A spokesman for the Department of the Environment, Food and Rural Affairs (Defra) said nine swans had been sent for tests over the weekend after members of the public called the helpline. Two were from Bury St Edmunds, Winchester and Preston apiece; single birds were found in Shrewsbury, Thirsk and Hertfordshire.

"All the tests have so far been negative, but testing continues," he added. "Obviously, we are at a heightened level of surveillance, given the case in France."

Professor Neil Ferguson, a mathematical biologist from Imperial College London, warned that the disease could be endemic in wild bird populations for decades and called for a long-term, sustainable response.

"I think at the moment the government's response is proportionate because of the large number of animals," Prof Ferguson, who has been commissioned by Defra to model how bird flu might spread, told the BBC.

He said it would be "a little preliminary" to use a vaccine now in the UK, but said supplies should be stockpiled.

"This is a disease that does not go away, so we are going to be living with H5N1 in western Europe, I believe, in wild bird populations - even endemic in wild bird populations - for decades, perhaps.

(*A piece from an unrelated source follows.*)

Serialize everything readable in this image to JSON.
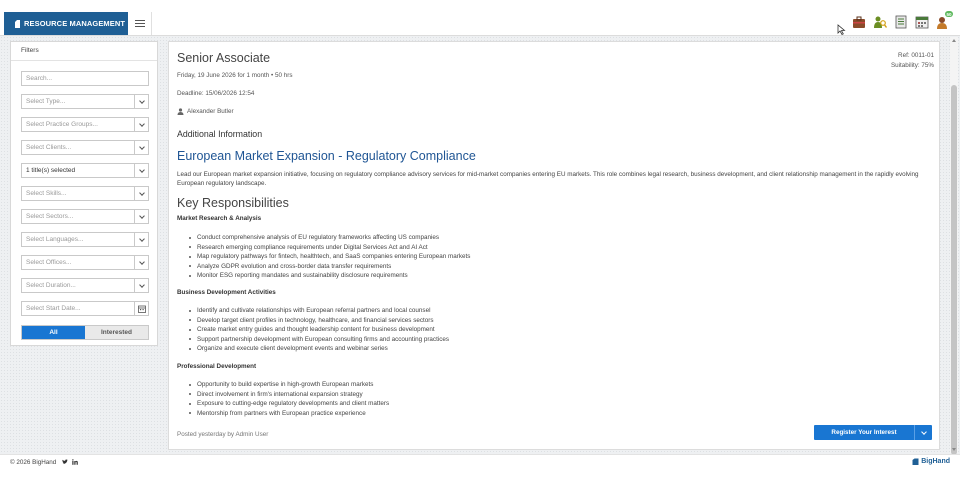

"So we need to have a response that is sustainable in the long term and, whilst extreme precautions might seem attractive initially, I think we need to be thinking what we will be doing in 12 to 48 months' time in terms of having a sustainable policy that minimises the chance of the infection getting into domestic poultry."

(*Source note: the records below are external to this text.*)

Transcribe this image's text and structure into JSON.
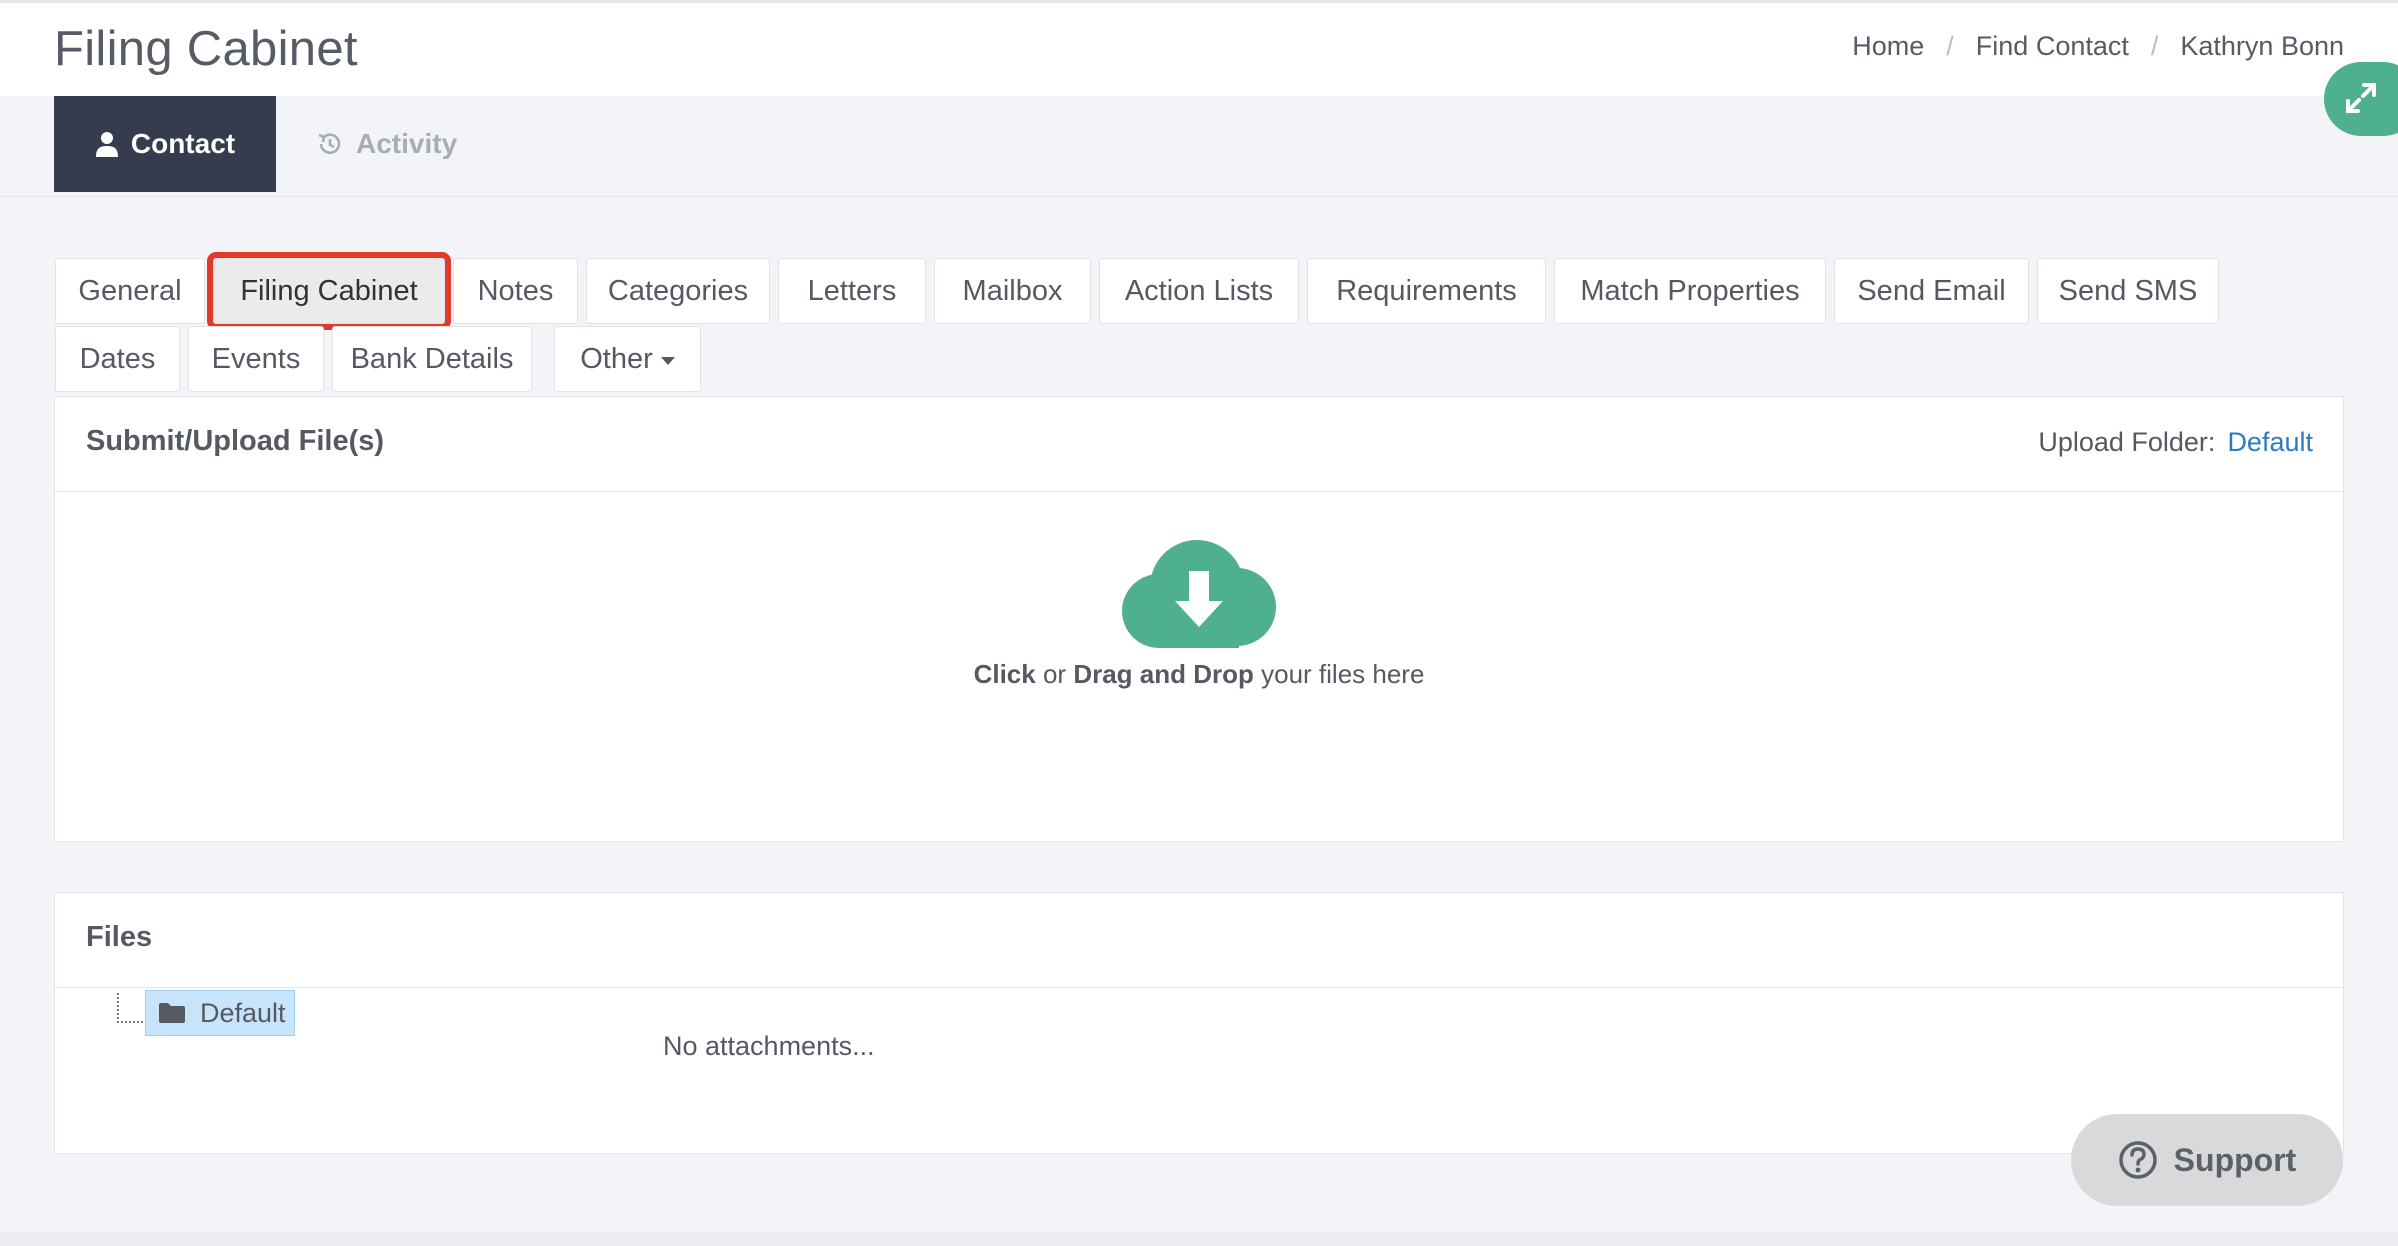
{
  "header": {
    "title": "Filing Cabinet",
    "breadcrumb": [
      "Home",
      "Find Contact",
      "Kathryn Bonn"
    ],
    "breadcrumb_separator": "/"
  },
  "main_nav": {
    "tabs": [
      {
        "label": "Contact",
        "icon": "user-icon",
        "active": true
      },
      {
        "label": "Activity",
        "icon": "history-icon",
        "active": false
      }
    ]
  },
  "sub_tabs": {
    "row1": [
      "General",
      "Filing Cabinet",
      "Notes",
      "Categories",
      "Letters",
      "Mailbox",
      "Action Lists",
      "Requirements",
      "Match Properties",
      "Send Email",
      "Send SMS"
    ],
    "row2": [
      "Dates",
      "Events",
      "Bank Details",
      "Other"
    ],
    "selected": "Filing Cabinet"
  },
  "upload_panel": {
    "title": "Submit/Upload File(s)",
    "folder_label": "Upload Folder:",
    "folder_value": "Default",
    "drop_click": "Click",
    "drop_or": " or ",
    "drop_drag": "Drag and Drop",
    "drop_rest": " your files here",
    "icon": "cloud-download-icon"
  },
  "files_panel": {
    "title": "Files",
    "tree_root": "Default",
    "empty_text": "No attachments..."
  },
  "support": {
    "label": "Support",
    "icon": "question-circle-icon"
  },
  "colors": {
    "accent_green": "#4eb08f",
    "nav_active_bg": "#353c4e",
    "highlight_red": "#e23a2a",
    "link_blue": "#2d7bbf"
  }
}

The animal health minister, Ben Bradshaw, said poultry would only be kept indoors if the H5N1 strain of bird flu reached the UK.

"Our contingency plan, which we have had in place for several years, is that we would only order the housing of birds if there was an outbreak in this country. We are certainly thinking about it, and poultry keepers are ready to do it within 24 hours if we give the order.

"But it's worth remembering that the Netherlands and Germany both unnecessarily housed their birds in September last year at great expense, only to later let them out again."

EU agriculture ministers were this afternoon due to debate growing demands for an immediate programme of "preventive vaccination" against bird flu.

The controversial proposal, which risks costing farmers their export markets, is already on the agenda at a separate meeting tomorrow of national bird flu experts from the 25 EU member states.

France requested the move last week, before becoming the seventh EU country affected by the current spread of the virus. The Netherlands, which has previous experience of bird flu, backs the idea.

European commission officials warned last week that Europe-wide vaccination of poultry may not work.

The same doubts will be voiced by the Defra secretary, Margaret Beckett, at today's talks amid government assurances that the department already has effective countermeasures in place to take effect if and when the deadly H5N1 strain is confirmed in Britain.

"We have nothing against vaccination in principle," a government spokesman said, "but we are not convinced that the scientific knowledge is there to prove it would work."

This afternoon the French health minister, Xavier Bertrand, urged people to stay calm and keep eating poultry. The government had set aside 730m (#500m) to fight the disease, and no farms in the country, Europe's largest poultry producer, had been hit by the virus, he said.

Bosnian officials reported their first cases of bird flu today, in two swans, but said further tests were required to establish whether the birds had died of the H5N1 strain of the virus.

The Malaysian government announced that 40 chickens died last week of H5N1 flu in the first reported cases of the virus in the country in more than a year.

More cases were also reported in India, Egypt and Hungary.